$$ \Perplexity(s) = \sqrt[n]{\frac{1}{p(w_1^n)}} $$

If we want to know the perplexity of the whole corpus $C$ that contains $m$ sentences and $N$ words, we have to find out how well the model can predict all the sentences together. So, let the sentences $(s_1, s_2, ...,s_m)$ be part of $C$. The perplexity of the corpus, per word, is given by:

$$ \Perplexity(C) = \sqrt[N]{\frac{1}{P(s_1,s_2,...,s_m)}} $$

The probability of all those sentences being together in the corpus $C$ (if we consider them as independent) is:

$$P(s_1,...,s_m) = \prod_{i=1}^{m} p(s_{i})$$

As you said in your question, the probability of a sentence appear in a corpus, in a unigram model, is given by $p(s)=\prod_{i=1}^{n}p(w_i)$, where $p(w_i)$ is the probability of the word $w_i$ occurs.

We are done.

But hold on. Since probabilities are given as a real number between 0 and 1, the product $\prod_{i=1}^{m} p(s_{i})$ gets small quickly, and you can have an error in some computer systems (think of underflow). So, we can use the following transformations to replace the multiplications by additions:

\begin{align} \Perplexity(C) &= \sqrt[N]{\frac{1}{\prod_{i=1}^{m} p(s_{i})}} \\ &= 2^{\log_{2}{[\prod_{i=1}^{m} p(s_{i})]}^{-N}} \\ &= 2^{-\frac{1}{N}\log_{2}{[\prod_{i=1}^{m} p(s_{i})]}} \\ &= 2^{-\frac{1}{N}\sum_{i=1}^{m}\log_{2}{p(s_i)}} \end{align}

And this is the perplexity of the corpus to the number of words.
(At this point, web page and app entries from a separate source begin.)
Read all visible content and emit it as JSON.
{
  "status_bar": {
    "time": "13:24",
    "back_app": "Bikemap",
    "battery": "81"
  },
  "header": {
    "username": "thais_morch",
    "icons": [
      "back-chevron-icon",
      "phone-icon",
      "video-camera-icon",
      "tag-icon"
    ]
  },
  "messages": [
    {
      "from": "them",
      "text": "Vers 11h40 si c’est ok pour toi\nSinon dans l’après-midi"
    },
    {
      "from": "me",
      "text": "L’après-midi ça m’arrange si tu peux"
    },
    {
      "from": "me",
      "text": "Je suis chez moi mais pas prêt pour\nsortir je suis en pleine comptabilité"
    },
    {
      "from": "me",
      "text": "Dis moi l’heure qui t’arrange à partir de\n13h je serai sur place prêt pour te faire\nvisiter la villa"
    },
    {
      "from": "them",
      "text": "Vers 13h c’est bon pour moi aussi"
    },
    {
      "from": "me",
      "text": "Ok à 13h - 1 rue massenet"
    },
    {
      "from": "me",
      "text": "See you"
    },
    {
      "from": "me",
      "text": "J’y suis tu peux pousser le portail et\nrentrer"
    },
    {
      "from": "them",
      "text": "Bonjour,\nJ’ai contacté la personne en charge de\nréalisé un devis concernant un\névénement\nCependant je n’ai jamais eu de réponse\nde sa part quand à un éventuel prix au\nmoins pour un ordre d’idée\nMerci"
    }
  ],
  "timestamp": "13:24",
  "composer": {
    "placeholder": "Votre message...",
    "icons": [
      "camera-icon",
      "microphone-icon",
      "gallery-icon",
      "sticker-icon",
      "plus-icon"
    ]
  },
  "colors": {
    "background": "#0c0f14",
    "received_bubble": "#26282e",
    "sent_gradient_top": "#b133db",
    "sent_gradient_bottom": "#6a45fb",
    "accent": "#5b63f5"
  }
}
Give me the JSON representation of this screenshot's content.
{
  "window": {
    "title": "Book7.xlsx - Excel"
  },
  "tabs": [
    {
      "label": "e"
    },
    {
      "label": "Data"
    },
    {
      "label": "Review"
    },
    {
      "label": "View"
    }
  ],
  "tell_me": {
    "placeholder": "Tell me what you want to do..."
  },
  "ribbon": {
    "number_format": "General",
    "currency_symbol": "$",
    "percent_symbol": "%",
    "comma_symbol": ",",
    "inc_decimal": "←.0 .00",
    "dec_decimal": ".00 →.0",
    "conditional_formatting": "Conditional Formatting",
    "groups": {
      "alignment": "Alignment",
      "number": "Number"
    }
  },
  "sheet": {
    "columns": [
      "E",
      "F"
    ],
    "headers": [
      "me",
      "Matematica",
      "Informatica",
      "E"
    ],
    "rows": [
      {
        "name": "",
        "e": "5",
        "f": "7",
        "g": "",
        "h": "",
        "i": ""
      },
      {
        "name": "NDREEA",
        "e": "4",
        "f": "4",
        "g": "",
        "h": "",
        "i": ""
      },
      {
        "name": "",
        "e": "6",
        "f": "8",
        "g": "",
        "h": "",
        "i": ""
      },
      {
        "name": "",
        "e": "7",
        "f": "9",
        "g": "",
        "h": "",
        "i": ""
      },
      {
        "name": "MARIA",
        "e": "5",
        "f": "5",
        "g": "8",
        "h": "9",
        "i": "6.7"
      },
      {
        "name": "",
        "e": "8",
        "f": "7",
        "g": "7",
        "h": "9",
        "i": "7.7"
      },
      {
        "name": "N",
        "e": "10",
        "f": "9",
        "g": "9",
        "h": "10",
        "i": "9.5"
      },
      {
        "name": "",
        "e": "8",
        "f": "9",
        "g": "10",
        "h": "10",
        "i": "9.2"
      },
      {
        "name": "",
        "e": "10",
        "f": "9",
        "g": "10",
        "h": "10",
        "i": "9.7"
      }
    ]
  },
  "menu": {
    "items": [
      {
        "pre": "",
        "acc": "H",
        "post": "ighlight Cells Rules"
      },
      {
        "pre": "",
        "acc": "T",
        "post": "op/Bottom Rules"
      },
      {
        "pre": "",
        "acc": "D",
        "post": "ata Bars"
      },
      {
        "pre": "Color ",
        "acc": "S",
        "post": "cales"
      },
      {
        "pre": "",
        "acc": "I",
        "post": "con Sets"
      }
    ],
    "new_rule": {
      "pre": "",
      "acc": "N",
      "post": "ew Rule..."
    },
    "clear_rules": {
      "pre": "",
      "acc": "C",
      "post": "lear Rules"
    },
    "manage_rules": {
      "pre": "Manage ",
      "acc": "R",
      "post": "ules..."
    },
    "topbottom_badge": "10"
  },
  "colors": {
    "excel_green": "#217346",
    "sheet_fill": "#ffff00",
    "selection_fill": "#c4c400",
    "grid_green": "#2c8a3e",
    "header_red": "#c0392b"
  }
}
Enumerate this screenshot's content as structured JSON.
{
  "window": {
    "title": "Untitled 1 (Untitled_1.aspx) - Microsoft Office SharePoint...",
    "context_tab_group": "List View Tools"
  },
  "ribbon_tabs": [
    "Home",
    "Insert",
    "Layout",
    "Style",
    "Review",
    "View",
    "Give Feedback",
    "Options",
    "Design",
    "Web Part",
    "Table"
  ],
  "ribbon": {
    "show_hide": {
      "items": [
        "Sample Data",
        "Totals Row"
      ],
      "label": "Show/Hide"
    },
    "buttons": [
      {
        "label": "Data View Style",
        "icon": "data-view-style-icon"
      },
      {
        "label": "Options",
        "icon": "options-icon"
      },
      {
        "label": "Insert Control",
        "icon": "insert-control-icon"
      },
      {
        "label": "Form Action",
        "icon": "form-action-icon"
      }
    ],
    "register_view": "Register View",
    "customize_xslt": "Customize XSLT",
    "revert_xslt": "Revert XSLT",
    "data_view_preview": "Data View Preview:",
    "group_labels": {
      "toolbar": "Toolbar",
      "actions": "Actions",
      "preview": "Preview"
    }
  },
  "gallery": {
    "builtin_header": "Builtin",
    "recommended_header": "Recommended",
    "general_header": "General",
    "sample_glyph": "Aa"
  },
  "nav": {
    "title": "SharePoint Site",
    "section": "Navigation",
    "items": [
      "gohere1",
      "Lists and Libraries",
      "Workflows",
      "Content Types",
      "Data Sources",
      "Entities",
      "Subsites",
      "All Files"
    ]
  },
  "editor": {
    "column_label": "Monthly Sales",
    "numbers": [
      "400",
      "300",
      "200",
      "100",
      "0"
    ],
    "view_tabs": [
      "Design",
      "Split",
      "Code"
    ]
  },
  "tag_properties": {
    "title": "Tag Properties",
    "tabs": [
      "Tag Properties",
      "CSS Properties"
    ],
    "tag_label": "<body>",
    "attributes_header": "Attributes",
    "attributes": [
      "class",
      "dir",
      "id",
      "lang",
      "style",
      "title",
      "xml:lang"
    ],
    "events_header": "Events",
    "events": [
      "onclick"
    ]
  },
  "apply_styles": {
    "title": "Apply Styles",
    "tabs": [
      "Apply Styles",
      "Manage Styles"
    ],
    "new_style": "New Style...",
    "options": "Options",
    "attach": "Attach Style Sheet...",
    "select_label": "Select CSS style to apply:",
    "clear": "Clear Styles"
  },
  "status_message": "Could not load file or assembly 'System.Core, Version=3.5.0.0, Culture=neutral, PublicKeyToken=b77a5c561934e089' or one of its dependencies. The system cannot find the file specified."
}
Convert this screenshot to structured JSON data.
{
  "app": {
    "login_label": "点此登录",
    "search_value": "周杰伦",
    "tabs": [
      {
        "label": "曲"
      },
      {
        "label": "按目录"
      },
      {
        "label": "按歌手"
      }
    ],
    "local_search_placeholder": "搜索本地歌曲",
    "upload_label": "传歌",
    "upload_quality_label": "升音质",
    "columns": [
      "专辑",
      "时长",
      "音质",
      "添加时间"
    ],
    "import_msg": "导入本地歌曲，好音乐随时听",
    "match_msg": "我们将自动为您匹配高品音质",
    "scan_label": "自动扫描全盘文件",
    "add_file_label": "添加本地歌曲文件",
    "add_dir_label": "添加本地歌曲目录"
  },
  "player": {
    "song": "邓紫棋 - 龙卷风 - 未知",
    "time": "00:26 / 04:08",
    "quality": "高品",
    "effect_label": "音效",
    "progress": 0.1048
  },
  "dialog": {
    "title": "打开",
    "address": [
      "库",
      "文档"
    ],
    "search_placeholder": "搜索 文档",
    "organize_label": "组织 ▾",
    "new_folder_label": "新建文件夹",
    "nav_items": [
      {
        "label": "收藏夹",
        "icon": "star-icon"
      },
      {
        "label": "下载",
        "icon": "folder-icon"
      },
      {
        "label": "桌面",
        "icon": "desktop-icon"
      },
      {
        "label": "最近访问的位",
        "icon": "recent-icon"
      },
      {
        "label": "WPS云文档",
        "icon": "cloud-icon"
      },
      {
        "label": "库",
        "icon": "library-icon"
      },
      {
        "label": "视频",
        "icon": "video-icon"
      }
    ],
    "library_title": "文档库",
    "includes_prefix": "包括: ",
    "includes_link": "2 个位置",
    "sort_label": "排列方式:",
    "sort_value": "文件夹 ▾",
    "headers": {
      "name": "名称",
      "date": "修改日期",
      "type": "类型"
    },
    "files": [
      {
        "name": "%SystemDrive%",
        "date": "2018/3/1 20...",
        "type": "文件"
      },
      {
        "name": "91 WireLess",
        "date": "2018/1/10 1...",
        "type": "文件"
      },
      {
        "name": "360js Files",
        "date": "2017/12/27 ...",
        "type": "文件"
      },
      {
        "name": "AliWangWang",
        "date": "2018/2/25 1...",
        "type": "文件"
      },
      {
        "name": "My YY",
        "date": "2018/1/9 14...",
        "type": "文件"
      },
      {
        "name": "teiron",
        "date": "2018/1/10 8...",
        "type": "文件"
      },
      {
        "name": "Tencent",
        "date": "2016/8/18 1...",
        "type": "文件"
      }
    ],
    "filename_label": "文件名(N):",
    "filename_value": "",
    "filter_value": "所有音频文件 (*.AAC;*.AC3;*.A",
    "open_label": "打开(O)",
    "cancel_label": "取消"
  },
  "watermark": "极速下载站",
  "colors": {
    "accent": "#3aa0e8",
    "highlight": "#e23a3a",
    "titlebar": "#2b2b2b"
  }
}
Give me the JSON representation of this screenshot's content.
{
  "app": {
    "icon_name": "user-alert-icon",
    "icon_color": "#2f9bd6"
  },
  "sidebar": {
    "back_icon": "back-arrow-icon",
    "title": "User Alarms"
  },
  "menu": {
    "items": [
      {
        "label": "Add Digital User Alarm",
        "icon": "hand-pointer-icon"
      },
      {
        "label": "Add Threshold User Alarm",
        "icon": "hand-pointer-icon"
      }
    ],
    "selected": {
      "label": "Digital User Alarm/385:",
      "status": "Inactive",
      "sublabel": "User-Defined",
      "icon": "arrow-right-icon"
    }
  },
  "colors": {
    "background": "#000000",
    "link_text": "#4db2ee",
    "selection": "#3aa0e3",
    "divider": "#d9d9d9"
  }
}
If you feel uncomfortable with the log identities, Google for a list of logarithmic identities.

For further reading: NGrams (pdf).

  • $\begingroup$ I think there may be an error in the last formula. It should be PI^(-1/N) instead of PI^(-N), although the follow results are correct. $\endgroup$ – cn123h Jan 20 at 10:47
  • $\begingroup$ the base of log could be any number, not must be 2, could be e or 10 which are more convenient for programming. $\endgroup$ – cn123h Jan 20 at 14:59

Your Answer

By clicking “Post Your Answer”, you agree to our terms of service, privacy policy and cookie policy

Not the answer you're looking for? Browse other questions tagged or ask your own question.